— What is needed —
Each entry below should be printed exactly, with every image left out.

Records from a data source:

*** Begin section ***

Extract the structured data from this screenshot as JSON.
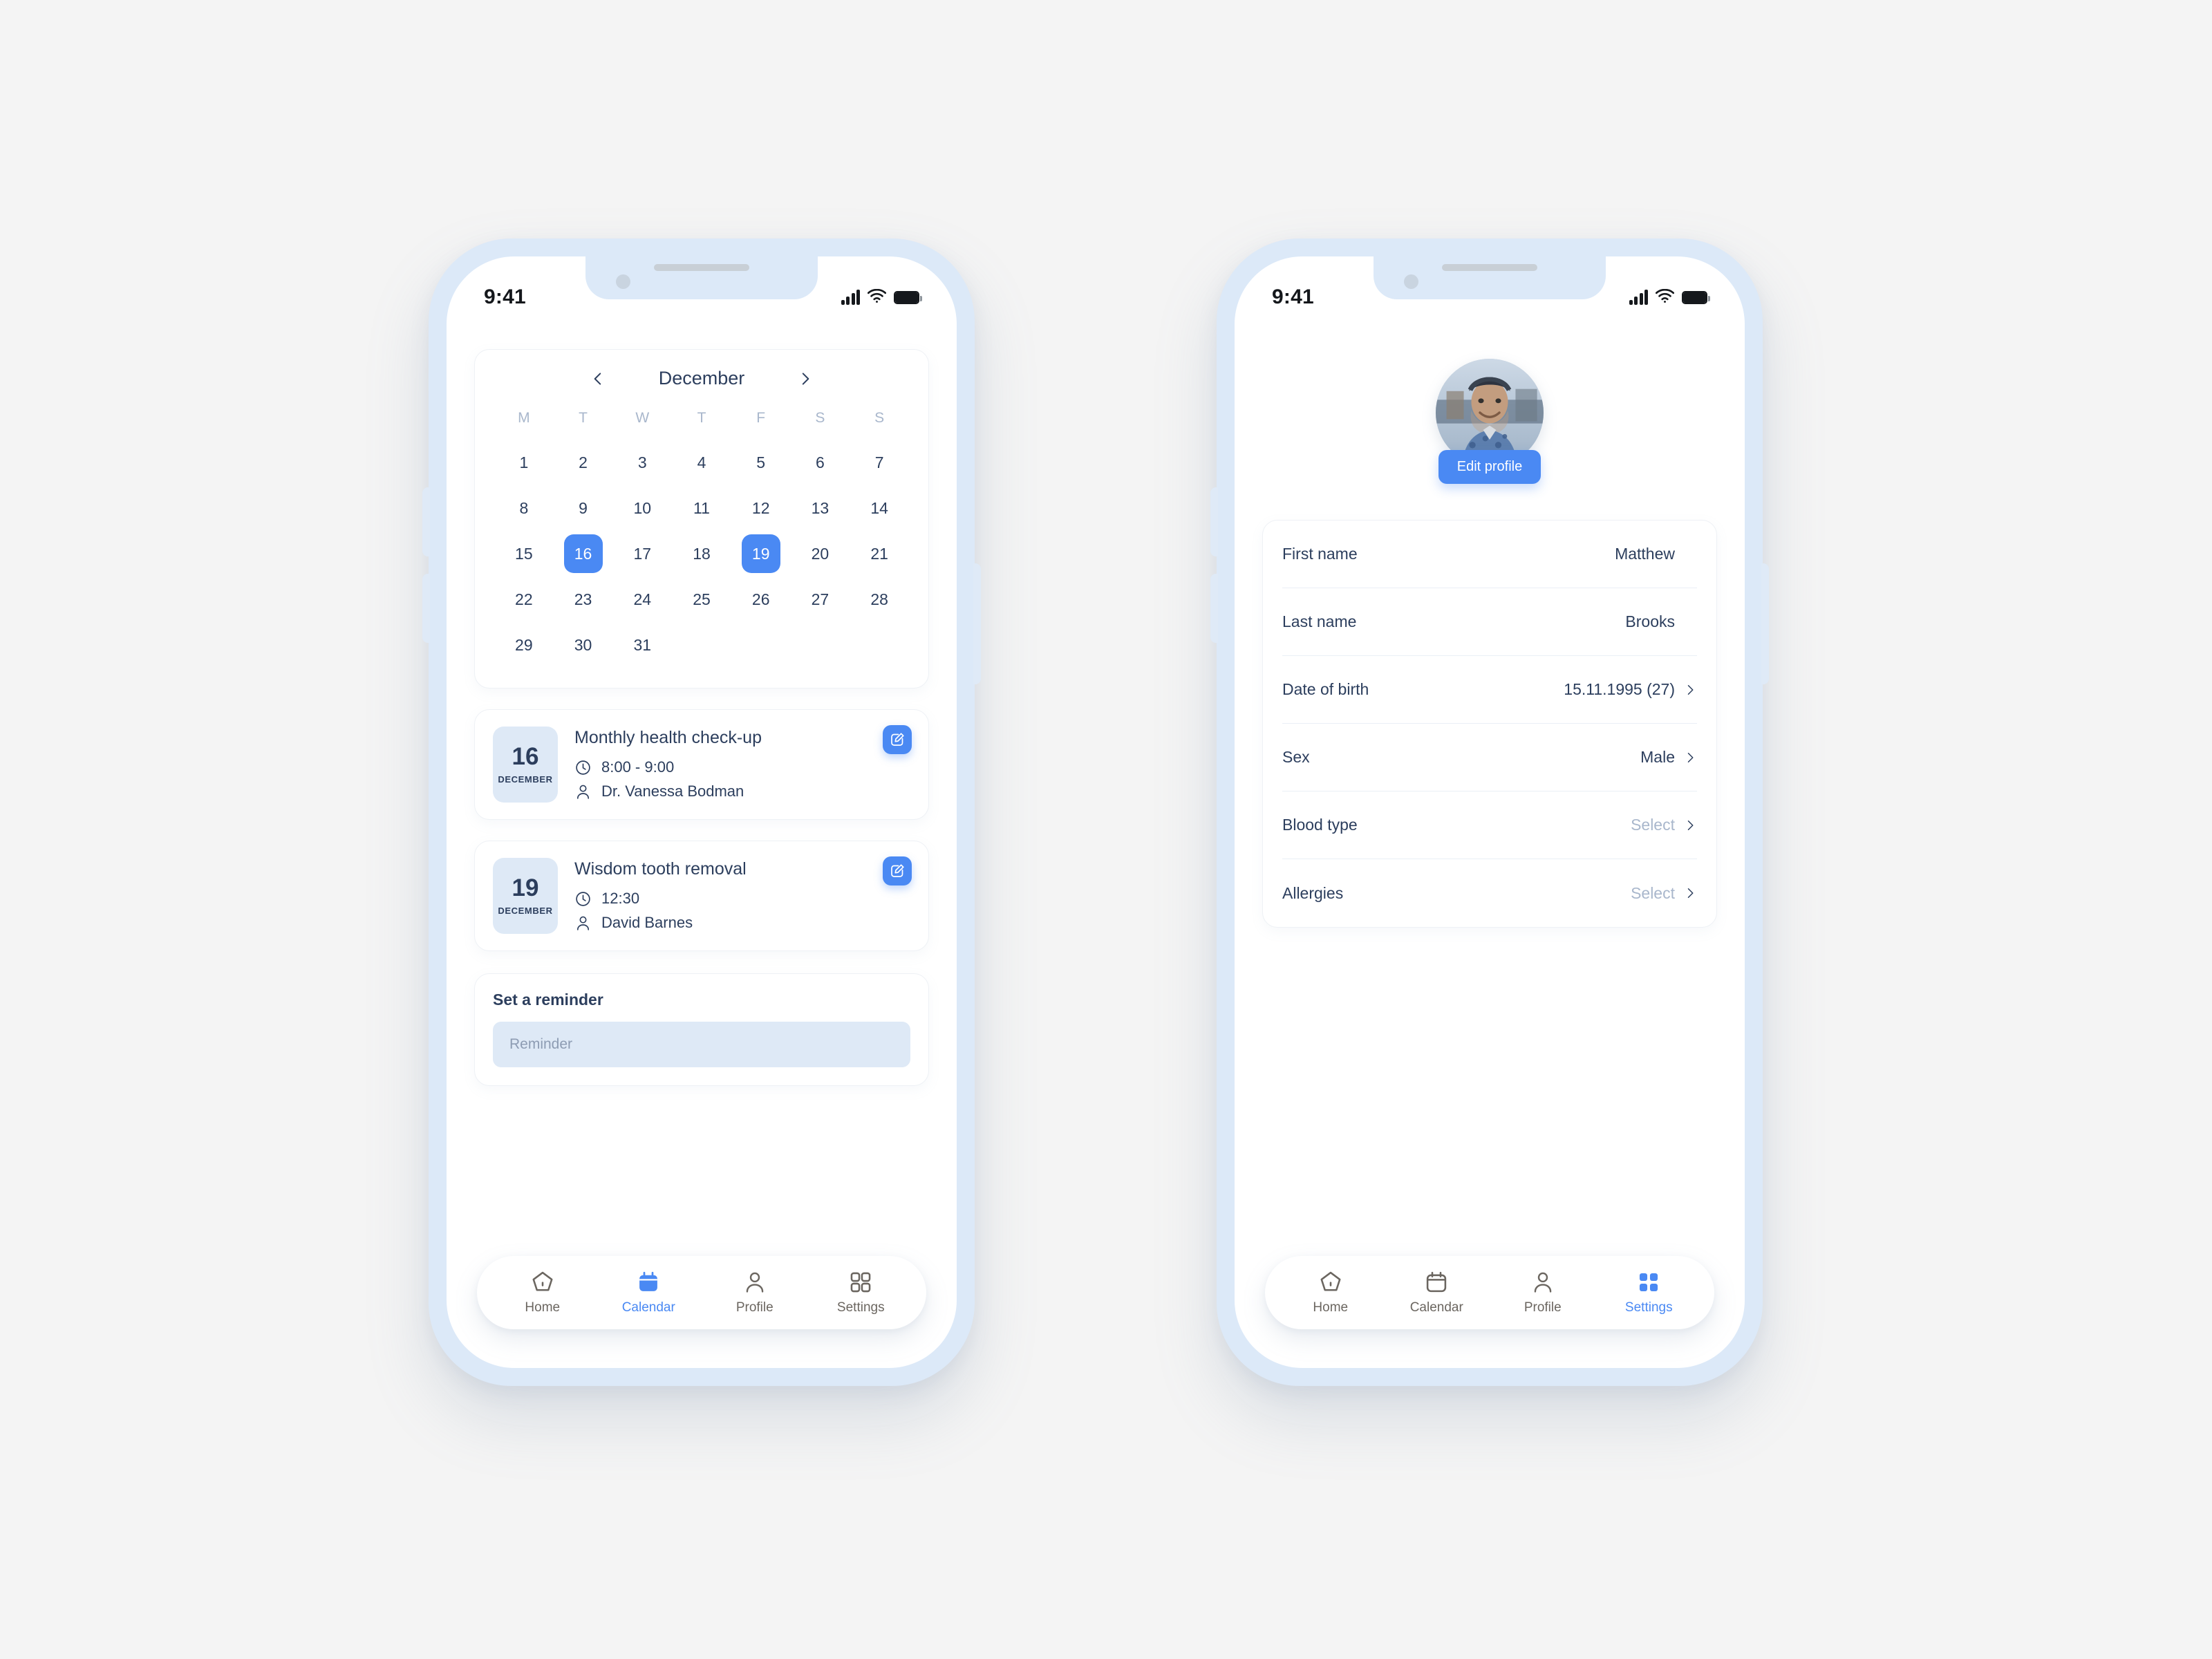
{
  "statusbar": {
    "time": "9:41",
    "signal_icon": "cellular-signal-icon",
    "wifi_icon": "wifi-icon",
    "battery_icon": "battery-full-icon"
  },
  "phone_left": {
    "calendar": {
      "month": "December",
      "prev_icon": "chevron-left-icon",
      "next_icon": "chevron-right-icon",
      "weekdays": [
        "M",
        "T",
        "W",
        "T",
        "F",
        "S",
        "S"
      ],
      "days": [
        1,
        2,
        3,
        4,
        5,
        6,
        7,
        8,
        9,
        10,
        11,
        12,
        13,
        14,
        15,
        16,
        17,
        18,
        19,
        20,
        21,
        22,
        23,
        24,
        25,
        26,
        27,
        28,
        29,
        30,
        31
      ],
      "selected_days": [
        16,
        19
      ]
    },
    "appointments": [
      {
        "day": "16",
        "month": "DECEMBER",
        "title": "Monthly health check-up",
        "time": "8:00 - 9:00",
        "person": "Dr. Vanessa Bodman",
        "clock_icon": "clock-icon",
        "person_icon": "person-icon",
        "edit_icon": "edit-pencil-icon"
      },
      {
        "day": "19",
        "month": "DECEMBER",
        "title": "Wisdom tooth removal",
        "time": "12:30",
        "person": "David Barnes",
        "clock_icon": "clock-icon",
        "person_icon": "person-icon",
        "edit_icon": "edit-pencil-icon"
      }
    ],
    "reminder": {
      "label": "Set a reminder",
      "placeholder": "Reminder",
      "value": ""
    },
    "tabs": [
      {
        "label": "Home",
        "icon": "home-icon",
        "active": false
      },
      {
        "label": "Calendar",
        "icon": "calendar-icon",
        "active": true
      },
      {
        "label": "Profile",
        "icon": "person-icon",
        "active": false
      },
      {
        "label": "Settings",
        "icon": "grid-squares-icon",
        "active": false
      }
    ]
  },
  "phone_right": {
    "avatar_alt": "user-avatar-photo",
    "edit_profile_label": "Edit profile",
    "fields": [
      {
        "label": "First name",
        "value": "Matthew",
        "muted": false,
        "chevron": false
      },
      {
        "label": "Last name",
        "value": "Brooks",
        "muted": false,
        "chevron": false
      },
      {
        "label": "Date of birth",
        "value": "15.11.1995 (27)",
        "muted": false,
        "chevron": true
      },
      {
        "label": "Sex",
        "value": "Male",
        "muted": false,
        "chevron": true
      },
      {
        "label": "Blood type",
        "value": "Select",
        "muted": true,
        "chevron": true
      },
      {
        "label": "Allergies",
        "value": "Select",
        "muted": true,
        "chevron": true
      }
    ],
    "tabs": [
      {
        "label": "Home",
        "icon": "home-icon",
        "active": false
      },
      {
        "label": "Calendar",
        "icon": "calendar-icon",
        "active": false
      },
      {
        "label": "Profile",
        "icon": "person-icon",
        "active": false
      },
      {
        "label": "Settings",
        "icon": "grid-squares-icon",
        "active": true
      }
    ]
  },
  "colors": {
    "accent_blue": "#4a89f3",
    "navy_text": "#2c3e5d",
    "frame_blue": "#dce9f8",
    "badge_blue": "#dee9f6",
    "background": "#f4f4f4",
    "muted_text": "#a9b7cc"
  }
}
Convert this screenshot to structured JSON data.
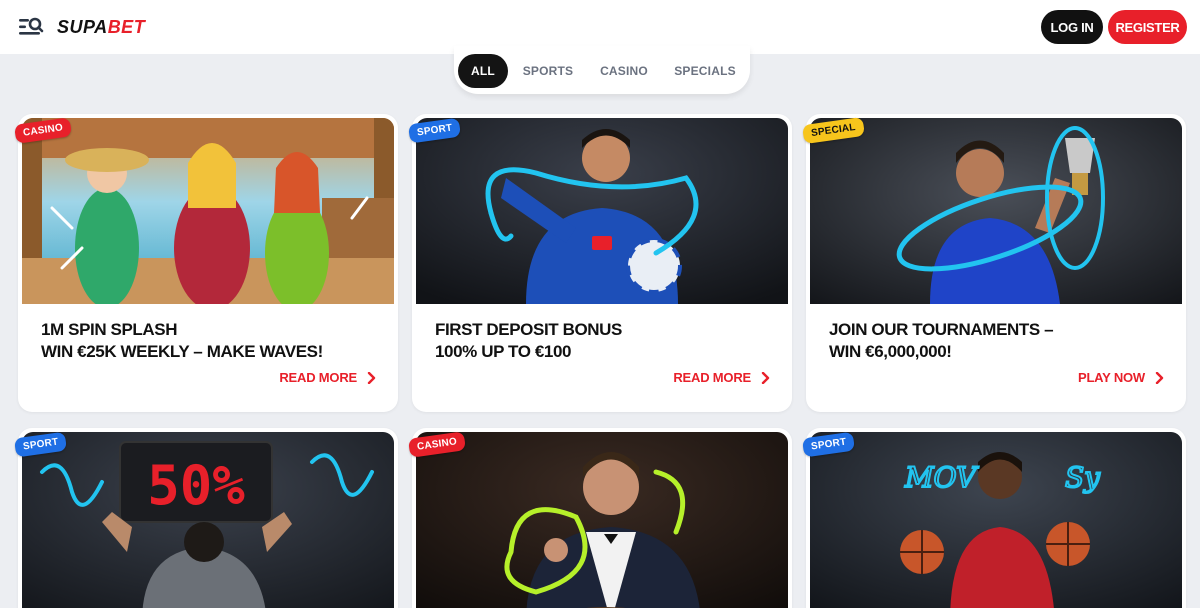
{
  "header": {
    "logo_text_a": "SUPA",
    "logo_text_b": "BET",
    "menu_icon": "menu-search-icon",
    "login_label": "LOG IN",
    "register_label": "REGISTER"
  },
  "filters": {
    "tabs": [
      {
        "label": "ALL",
        "active": true
      },
      {
        "label": "SPORTS",
        "active": false
      },
      {
        "label": "CASINO",
        "active": false
      },
      {
        "label": "SPECIALS",
        "active": false
      }
    ]
  },
  "promos": [
    {
      "badge": "CASINO",
      "title_line1": "1M SPIN SPLASH",
      "title_line2": "WIN €25K WEEKLY – MAKE WAVES!",
      "cta": "READ MORE"
    },
    {
      "badge": "SPORT",
      "title_line1": "FIRST DEPOSIT BONUS",
      "title_line2": "100% UP TO €100",
      "cta": "READ MORE"
    },
    {
      "badge": "SPECIAL",
      "title_line1": "JOIN OUR TOURNAMENTS –",
      "title_line2": "WIN €6,000,000!",
      "cta": "PLAY NOW"
    },
    {
      "badge": "SPORT",
      "image_text": "50%"
    },
    {
      "badge": "CASINO"
    },
    {
      "badge": "SPORT",
      "image_text_a": "MOV",
      "image_text_b": "Sy"
    }
  ],
  "colors": {
    "brand_red": "#e8202a",
    "sport_blue": "#1f6fe5",
    "special_yellow": "#f7c51c",
    "accent_cyan": "#22c4f0",
    "accent_lime": "#b6f02a"
  },
  "icons": {
    "cta_arrow": "chevron-right-icon"
  }
}
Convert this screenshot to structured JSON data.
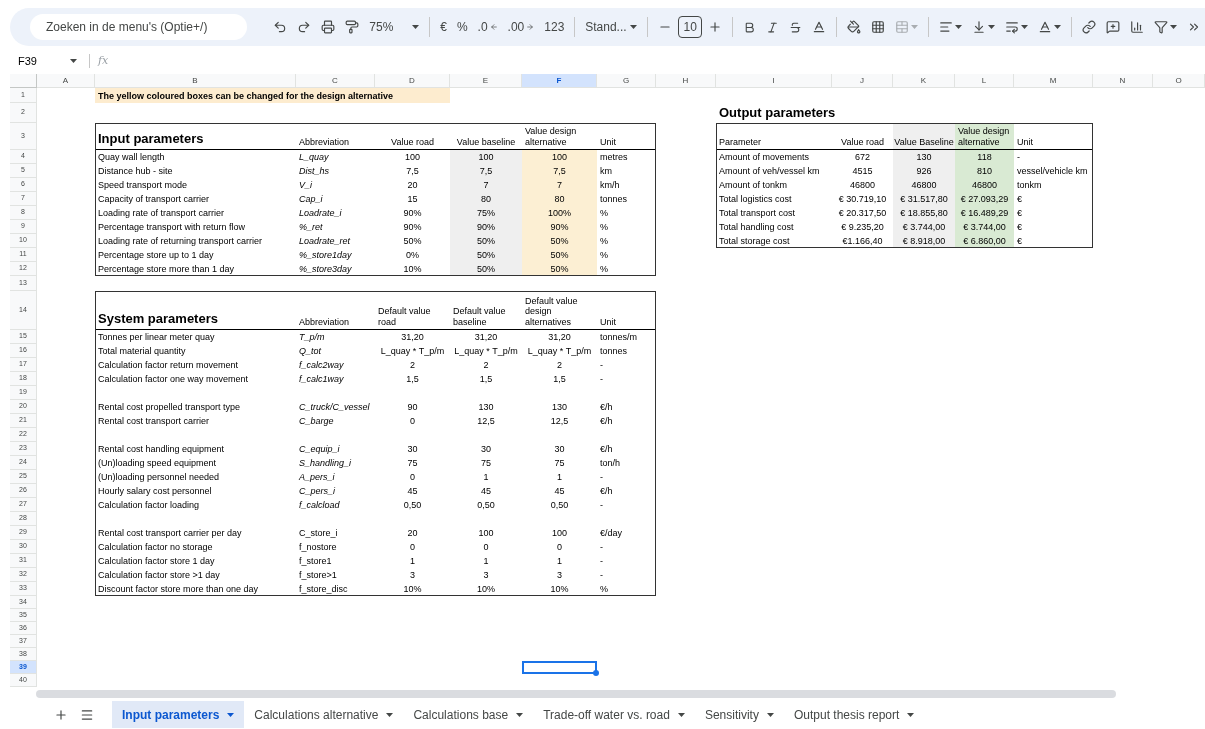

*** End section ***

— Problem solution —
Extract the structured data from this screenshot as JSON.
{
  "statusbar": {
    "time": "9:41",
    "signal_icon": "cellular-signal-icon",
    "wifi_icon": "wifi-icon",
    "battery_icon": "battery-full-icon"
  },
  "phone_left": {
    "calendar": {
      "month": "December",
      "prev_icon": "chevron-left-icon",
      "next_icon": "chevron-right-icon",
      "weekdays": [
        "M",
        "T",
        "W",
        "T",
        "F",
        "S",
        "S"
      ],
      "days": [
        1,
        2,
        3,
        4,
        5,
        6,
        7,
        8,
        9,
        10,
        11,
        12,
        13,
        14,
        15,
        16,
        17,
        18,
        19,
        20,
        21,
        22,
        23,
        24,
        25,
        26,
        27,
        28,
        29,
        30,
        31
      ],
      "selected_days": [
        16,
        19
      ]
    },
    "appointments": [
      {
        "day": "16",
        "month": "DECEMBER",
        "title": "Monthly health check-up",
        "time": "8:00 - 9:00",
        "person": "Dr. Vanessa Bodman",
        "clock_icon": "clock-icon",
        "person_icon": "person-icon",
        "edit_icon": "edit-pencil-icon"
      },
      {
        "day": "19",
        "month": "DECEMBER",
        "title": "Wisdom tooth removal",
        "time": "12:30",
        "person": "David Barnes",
        "clock_icon": "clock-icon",
        "person_icon": "person-icon",
        "edit_icon": "edit-pencil-icon"
      }
    ],
    "reminder": {
      "label": "Set a reminder",
      "placeholder": "Reminder",
      "value": ""
    },
    "tabs": [
      {
        "label": "Home",
        "icon": "home-icon",
        "active": false
      },
      {
        "label": "Calendar",
        "icon": "calendar-icon",
        "active": true
      },
      {
        "label": "Profile",
        "icon": "person-icon",
        "active": false
      },
      {
        "label": "Settings",
        "icon": "grid-squares-icon",
        "active": false
      }
    ]
  },
  "phone_right": {
    "avatar_alt": "user-avatar-photo",
    "edit_profile_label": "Edit profile",
    "fields": [
      {
        "label": "First name",
        "value": "Matthew",
        "muted": false,
        "chevron": false
      },
      {
        "label": "Last name",
        "value": "Brooks",
        "muted": false,
        "chevron": false
      },
      {
        "label": "Date of birth",
        "value": "15.11.1995 (27)",
        "muted": false,
        "chevron": true
      },
      {
        "label": "Sex",
        "value": "Male",
        "muted": false,
        "chevron": true
      },
      {
        "label": "Blood type",
        "value": "Select",
        "muted": true,
        "chevron": true
      },
      {
        "label": "Allergies",
        "value": "Select",
        "muted": true,
        "chevron": true
      }
    ],
    "tabs": [
      {
        "label": "Home",
        "icon": "home-icon",
        "active": false
      },
      {
        "label": "Calendar",
        "icon": "calendar-icon",
        "active": false
      },
      {
        "label": "Profile",
        "icon": "person-icon",
        "active": false
      },
      {
        "label": "Settings",
        "icon": "grid-squares-icon",
        "active": true
      }
    ]
  },
  "colors": {
    "accent_blue": "#4a89f3",
    "navy_text": "#2c3e5d",
    "frame_blue": "#dce9f8",
    "badge_blue": "#dee9f6",
    "background": "#f4f4f4",
    "muted_text": "#a9b7cc"
  }
}
Convert this screenshot to structured JSON data.
{
  "header": {
    "logo_text_a": "SUPA",
    "logo_text_b": "BET",
    "menu_icon": "menu-search-icon",
    "login_label": "LOG IN",
    "register_label": "REGISTER"
  },
  "filters": {
    "tabs": [
      {
        "label": "ALL",
        "active": true
      },
      {
        "label": "SPORTS",
        "active": false
      },
      {
        "label": "CASINO",
        "active": false
      },
      {
        "label": "SPECIALS",
        "active": false
      }
    ]
  },
  "promos": [
    {
      "badge": "CASINO",
      "title_line1": "1M SPIN SPLASH",
      "title_line2": "WIN €25K WEEKLY – MAKE WAVES!",
      "cta": "READ MORE"
    },
    {
      "badge": "SPORT",
      "title_line1": "FIRST DEPOSIT BONUS",
      "title_line2": "100% UP TO €100",
      "cta": "READ MORE"
    },
    {
      "badge": "SPECIAL",
      "title_line1": "JOIN OUR TOURNAMENTS –",
      "title_line2": "WIN €6,000,000!",
      "cta": "PLAY NOW"
    },
    {
      "badge": "SPORT",
      "image_text": "50%"
    },
    {
      "badge": "CASINO"
    },
    {
      "badge": "SPORT",
      "image_text_a": "MOV",
      "image_text_b": "Sy"
    }
  ],
  "colors": {
    "brand_red": "#e8202a",
    "sport_blue": "#1f6fe5",
    "special_yellow": "#f7c51c",
    "accent_cyan": "#22c4f0",
    "accent_lime": "#b6f02a"
  },
  "icons": {
    "cta_arrow": "chevron-right-icon"
  }
}
Convert this screenshot to structured JSON data.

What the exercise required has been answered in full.